Records contained in a dataset:
--- START ---
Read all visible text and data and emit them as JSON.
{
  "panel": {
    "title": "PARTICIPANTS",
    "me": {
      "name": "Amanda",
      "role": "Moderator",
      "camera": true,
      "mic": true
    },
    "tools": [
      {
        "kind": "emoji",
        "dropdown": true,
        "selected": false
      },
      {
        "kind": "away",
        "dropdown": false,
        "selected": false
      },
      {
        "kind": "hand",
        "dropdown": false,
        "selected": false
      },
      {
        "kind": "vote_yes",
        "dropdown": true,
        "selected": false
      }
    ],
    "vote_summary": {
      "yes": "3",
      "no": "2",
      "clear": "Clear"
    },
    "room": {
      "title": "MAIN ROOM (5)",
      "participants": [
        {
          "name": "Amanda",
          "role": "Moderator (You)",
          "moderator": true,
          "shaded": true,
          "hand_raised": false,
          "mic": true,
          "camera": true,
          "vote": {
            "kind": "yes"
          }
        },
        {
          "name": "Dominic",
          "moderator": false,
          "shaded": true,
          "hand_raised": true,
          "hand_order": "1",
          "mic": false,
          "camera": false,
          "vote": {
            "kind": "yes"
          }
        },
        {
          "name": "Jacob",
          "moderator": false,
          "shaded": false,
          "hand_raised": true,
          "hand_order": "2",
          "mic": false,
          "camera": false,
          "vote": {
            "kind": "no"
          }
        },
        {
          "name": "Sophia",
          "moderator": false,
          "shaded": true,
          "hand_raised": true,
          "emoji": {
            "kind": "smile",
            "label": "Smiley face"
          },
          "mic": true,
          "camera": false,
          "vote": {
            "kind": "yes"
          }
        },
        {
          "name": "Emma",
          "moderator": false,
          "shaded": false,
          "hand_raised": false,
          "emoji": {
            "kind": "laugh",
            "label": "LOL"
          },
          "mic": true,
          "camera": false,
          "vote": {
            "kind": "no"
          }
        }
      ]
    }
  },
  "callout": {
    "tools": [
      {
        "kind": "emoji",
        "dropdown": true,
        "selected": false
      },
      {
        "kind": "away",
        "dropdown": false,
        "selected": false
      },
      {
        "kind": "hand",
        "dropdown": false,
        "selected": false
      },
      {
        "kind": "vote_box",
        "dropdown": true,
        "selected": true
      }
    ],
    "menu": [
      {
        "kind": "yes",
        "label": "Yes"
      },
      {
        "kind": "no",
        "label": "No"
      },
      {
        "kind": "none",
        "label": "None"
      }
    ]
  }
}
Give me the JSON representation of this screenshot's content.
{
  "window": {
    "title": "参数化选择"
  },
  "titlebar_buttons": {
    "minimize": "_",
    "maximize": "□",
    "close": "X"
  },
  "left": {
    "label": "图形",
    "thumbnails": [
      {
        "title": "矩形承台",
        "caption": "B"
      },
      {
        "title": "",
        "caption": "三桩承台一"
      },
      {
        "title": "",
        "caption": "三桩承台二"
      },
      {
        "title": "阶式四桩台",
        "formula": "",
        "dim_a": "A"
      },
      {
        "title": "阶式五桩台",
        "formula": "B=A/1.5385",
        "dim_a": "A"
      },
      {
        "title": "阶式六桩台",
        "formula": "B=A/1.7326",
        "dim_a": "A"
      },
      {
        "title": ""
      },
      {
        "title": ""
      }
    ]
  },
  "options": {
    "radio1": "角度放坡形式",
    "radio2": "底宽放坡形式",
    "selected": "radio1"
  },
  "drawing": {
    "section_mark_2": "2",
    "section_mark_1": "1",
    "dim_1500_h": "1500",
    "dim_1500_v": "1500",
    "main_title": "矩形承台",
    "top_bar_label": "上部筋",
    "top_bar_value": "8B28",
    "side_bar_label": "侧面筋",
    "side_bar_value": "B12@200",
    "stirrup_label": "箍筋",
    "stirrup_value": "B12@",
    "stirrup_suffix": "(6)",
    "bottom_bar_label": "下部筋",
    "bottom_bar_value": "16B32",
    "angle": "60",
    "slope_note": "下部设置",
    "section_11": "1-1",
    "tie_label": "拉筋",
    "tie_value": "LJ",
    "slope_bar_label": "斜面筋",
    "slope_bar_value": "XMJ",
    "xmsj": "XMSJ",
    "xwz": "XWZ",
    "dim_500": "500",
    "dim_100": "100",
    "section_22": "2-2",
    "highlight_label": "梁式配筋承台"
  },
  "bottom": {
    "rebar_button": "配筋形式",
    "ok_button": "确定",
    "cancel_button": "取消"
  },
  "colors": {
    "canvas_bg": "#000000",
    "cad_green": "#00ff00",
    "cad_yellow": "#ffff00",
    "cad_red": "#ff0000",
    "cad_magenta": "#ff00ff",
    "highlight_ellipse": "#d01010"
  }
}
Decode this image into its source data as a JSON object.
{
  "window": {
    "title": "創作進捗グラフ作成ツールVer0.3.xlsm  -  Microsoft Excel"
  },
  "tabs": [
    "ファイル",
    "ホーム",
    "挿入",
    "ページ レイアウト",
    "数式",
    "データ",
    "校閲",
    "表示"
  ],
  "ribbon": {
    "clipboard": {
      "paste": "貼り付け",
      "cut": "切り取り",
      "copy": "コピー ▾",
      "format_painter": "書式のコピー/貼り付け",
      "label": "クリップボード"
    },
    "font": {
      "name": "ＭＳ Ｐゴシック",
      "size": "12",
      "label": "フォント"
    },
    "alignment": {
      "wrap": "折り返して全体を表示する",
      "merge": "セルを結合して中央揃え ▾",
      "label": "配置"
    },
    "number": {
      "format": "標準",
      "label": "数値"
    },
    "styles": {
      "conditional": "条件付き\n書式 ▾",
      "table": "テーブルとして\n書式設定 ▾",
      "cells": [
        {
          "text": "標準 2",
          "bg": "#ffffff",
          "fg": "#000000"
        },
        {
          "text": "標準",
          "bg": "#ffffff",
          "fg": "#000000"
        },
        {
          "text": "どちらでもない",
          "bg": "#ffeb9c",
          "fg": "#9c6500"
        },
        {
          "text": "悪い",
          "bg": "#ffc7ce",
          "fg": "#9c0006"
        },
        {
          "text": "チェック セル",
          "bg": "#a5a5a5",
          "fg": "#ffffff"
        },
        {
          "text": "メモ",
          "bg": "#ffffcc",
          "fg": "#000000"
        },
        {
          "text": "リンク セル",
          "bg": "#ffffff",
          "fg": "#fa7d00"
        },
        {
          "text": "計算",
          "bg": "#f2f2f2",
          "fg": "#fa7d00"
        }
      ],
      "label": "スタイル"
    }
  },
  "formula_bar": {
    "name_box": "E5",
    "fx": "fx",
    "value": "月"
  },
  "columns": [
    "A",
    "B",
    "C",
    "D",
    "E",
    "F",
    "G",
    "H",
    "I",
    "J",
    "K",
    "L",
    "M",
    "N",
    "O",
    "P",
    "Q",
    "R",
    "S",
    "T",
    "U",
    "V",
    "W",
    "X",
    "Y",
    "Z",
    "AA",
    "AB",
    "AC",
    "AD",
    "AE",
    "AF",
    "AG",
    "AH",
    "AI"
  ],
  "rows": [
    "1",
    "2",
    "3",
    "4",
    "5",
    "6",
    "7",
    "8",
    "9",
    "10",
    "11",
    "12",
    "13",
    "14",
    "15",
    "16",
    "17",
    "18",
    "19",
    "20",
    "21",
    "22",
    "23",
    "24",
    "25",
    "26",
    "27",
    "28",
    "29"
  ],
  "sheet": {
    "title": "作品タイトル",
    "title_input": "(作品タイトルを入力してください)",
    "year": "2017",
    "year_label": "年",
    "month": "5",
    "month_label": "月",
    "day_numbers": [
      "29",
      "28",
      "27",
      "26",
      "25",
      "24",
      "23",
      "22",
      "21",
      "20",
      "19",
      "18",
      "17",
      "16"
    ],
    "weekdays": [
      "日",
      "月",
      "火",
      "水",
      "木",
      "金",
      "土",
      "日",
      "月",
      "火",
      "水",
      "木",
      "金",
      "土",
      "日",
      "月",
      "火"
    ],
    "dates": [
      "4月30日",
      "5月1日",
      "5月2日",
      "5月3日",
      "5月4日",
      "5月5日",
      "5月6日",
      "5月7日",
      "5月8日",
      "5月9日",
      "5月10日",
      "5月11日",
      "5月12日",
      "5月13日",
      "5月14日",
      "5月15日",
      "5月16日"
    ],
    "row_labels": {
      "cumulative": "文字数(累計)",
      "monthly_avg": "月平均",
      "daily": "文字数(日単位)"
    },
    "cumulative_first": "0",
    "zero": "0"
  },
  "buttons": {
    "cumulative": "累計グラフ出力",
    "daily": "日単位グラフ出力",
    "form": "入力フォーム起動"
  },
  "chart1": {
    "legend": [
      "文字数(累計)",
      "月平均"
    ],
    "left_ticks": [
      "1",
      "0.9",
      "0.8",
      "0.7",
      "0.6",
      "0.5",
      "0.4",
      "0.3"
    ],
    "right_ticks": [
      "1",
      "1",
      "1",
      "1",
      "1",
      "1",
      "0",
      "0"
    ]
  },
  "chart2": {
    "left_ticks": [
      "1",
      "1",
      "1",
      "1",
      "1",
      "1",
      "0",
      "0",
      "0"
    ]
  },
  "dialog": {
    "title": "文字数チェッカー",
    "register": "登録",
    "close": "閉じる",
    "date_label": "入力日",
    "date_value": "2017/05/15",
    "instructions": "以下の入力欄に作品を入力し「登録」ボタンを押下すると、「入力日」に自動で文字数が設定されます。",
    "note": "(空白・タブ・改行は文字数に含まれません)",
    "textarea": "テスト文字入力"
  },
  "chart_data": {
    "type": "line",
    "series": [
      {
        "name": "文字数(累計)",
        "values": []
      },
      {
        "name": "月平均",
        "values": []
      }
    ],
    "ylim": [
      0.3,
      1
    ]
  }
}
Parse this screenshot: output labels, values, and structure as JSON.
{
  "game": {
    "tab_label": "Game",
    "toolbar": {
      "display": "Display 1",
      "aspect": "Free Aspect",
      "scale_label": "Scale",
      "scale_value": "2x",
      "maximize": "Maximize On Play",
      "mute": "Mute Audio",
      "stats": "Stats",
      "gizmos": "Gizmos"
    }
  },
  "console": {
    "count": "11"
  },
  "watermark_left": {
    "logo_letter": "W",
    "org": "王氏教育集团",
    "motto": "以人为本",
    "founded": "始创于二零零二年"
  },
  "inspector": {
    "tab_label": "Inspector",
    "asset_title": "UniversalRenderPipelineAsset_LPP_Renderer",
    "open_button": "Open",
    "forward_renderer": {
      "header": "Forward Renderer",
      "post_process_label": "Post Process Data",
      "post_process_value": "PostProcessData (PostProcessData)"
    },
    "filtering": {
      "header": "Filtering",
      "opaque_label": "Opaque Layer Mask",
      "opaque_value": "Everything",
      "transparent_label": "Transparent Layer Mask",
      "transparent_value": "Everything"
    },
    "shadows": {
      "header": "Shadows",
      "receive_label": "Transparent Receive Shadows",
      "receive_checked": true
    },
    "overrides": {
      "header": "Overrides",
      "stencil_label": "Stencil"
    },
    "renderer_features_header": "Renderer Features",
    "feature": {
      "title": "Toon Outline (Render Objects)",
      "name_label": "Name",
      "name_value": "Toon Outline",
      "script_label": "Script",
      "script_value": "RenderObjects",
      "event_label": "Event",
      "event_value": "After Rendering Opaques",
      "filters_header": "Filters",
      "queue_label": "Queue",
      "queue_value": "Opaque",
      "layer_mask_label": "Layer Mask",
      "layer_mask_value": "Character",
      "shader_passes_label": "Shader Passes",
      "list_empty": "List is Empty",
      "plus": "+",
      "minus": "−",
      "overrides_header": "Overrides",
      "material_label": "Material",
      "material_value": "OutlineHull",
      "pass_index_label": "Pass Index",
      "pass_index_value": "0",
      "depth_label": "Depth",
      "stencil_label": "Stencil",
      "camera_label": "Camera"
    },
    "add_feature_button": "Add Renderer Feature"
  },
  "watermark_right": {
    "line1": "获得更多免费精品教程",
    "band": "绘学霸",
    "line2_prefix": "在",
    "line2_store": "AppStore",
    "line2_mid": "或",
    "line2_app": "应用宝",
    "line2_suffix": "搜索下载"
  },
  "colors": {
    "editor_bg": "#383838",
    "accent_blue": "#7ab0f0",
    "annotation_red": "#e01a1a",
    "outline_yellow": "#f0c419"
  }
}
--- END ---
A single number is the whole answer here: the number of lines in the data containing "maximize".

* Exercise output: 2